(Website and app data records)
□ □ □ □ □ □ □
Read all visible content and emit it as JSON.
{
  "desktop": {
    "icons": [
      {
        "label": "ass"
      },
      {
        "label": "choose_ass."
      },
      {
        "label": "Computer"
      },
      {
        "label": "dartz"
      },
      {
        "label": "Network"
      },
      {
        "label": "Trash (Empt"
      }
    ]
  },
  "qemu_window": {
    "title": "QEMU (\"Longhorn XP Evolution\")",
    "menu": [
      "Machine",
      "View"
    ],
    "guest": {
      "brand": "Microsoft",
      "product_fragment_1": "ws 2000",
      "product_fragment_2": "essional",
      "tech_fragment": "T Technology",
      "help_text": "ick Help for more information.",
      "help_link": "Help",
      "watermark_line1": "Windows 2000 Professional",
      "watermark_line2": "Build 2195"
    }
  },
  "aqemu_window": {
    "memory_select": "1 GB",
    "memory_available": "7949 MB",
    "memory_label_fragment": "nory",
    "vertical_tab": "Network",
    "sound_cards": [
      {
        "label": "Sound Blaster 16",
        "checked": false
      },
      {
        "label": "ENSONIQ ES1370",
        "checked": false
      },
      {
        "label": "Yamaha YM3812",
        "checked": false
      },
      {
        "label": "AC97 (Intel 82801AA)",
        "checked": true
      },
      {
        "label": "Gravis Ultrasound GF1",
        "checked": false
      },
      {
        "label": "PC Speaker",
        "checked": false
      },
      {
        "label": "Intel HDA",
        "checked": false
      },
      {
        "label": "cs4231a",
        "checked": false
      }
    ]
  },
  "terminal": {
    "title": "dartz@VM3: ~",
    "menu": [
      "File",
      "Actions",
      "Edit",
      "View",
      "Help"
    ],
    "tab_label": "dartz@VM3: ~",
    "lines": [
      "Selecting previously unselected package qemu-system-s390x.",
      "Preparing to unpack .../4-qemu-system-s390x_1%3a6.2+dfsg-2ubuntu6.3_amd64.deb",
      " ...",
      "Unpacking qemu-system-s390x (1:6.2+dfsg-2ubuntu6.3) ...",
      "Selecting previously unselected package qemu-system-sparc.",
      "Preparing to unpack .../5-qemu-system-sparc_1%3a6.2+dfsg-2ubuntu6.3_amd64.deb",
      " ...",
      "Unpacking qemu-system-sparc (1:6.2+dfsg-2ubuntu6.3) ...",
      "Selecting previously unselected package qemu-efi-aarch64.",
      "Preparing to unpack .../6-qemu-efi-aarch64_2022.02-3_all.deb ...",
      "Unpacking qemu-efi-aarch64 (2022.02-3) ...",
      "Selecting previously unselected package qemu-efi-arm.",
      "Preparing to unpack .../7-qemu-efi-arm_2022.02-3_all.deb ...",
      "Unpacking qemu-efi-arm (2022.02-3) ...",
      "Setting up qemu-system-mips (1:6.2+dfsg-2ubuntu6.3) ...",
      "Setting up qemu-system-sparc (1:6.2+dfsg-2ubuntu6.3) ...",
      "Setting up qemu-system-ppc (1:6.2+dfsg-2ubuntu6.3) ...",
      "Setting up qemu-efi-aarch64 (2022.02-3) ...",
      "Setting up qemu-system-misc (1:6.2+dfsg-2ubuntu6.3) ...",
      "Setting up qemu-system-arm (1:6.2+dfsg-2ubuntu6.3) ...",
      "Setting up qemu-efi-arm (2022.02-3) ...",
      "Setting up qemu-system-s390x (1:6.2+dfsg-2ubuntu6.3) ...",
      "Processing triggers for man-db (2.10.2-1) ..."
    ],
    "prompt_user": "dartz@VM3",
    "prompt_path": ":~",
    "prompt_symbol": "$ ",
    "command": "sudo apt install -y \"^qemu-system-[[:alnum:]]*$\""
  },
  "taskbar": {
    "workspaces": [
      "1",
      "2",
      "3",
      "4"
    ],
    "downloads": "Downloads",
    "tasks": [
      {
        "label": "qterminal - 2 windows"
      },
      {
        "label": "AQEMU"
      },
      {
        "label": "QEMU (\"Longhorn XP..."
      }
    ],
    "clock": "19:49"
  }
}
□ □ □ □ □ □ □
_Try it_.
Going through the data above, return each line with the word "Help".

_Response to the task_.
      "help_text": "ick Help for more information.",
      "help_link": "Help",
      "Help"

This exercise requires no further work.